WHAT TO PRODUCE: Check each line of the listing for the string "title". Copy those where it appears.

[DATA FOR THIS TASK — start]

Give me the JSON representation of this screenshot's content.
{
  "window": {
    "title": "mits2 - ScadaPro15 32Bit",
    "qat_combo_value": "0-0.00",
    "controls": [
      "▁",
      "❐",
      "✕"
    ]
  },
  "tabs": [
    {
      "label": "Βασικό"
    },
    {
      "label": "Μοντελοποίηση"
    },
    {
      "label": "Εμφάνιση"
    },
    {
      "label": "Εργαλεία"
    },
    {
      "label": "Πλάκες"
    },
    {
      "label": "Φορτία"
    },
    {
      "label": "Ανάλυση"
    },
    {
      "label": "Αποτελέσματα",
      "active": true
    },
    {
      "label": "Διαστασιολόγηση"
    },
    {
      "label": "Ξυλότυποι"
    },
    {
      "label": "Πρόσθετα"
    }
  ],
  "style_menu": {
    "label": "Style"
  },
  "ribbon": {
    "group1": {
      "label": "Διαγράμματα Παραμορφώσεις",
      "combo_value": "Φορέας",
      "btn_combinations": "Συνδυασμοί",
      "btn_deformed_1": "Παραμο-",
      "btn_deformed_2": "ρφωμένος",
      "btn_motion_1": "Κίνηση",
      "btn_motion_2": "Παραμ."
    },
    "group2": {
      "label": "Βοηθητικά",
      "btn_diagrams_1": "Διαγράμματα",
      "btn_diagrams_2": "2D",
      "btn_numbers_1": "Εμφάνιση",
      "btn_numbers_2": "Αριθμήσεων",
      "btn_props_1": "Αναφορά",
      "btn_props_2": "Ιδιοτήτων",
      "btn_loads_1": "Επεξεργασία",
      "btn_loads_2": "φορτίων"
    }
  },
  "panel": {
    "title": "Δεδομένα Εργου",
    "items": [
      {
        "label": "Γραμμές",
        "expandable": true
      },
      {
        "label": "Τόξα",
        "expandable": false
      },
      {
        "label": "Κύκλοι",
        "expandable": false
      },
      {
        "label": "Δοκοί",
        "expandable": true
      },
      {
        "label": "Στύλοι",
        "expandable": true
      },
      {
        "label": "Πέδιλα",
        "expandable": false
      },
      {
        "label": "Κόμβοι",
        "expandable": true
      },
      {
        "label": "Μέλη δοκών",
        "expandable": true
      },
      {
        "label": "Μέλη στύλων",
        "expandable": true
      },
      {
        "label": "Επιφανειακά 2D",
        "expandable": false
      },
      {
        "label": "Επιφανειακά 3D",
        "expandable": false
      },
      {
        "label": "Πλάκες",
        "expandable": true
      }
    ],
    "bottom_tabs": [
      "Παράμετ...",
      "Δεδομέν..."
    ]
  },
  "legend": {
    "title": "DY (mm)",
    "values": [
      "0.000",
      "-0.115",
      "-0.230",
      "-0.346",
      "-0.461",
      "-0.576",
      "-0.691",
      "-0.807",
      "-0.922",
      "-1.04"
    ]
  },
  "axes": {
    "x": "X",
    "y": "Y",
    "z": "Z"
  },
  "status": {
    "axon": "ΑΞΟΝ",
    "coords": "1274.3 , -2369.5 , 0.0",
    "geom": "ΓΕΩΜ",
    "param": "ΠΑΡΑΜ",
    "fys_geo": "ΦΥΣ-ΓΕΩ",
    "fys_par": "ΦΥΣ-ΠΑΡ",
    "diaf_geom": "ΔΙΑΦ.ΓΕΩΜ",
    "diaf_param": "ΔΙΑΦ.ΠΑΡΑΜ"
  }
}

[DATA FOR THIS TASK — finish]

SOLUTION TO THIS TASK:
    "title": "mits2 - ScadaPro15 32Bit",
    "title": "Δεδομένα Εργου",
    "title": "DY (mm)",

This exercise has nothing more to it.